[Page and application data records]
◆ ◆ ◆ ◆ ◆
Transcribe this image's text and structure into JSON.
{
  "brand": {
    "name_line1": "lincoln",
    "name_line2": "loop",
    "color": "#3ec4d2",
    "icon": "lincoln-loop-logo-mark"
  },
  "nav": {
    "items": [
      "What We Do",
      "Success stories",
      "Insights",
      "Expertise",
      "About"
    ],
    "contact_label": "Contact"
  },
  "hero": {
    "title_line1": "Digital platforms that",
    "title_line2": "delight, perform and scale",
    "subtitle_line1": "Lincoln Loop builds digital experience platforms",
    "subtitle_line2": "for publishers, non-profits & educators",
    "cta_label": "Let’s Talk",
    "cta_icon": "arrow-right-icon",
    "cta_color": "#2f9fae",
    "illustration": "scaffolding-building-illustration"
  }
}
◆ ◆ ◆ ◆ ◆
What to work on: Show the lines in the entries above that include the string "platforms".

The completed task:
    "title_line1": "Digital platforms that",
    "subtitle_line1": "Lincoln Loop builds digital experience platforms",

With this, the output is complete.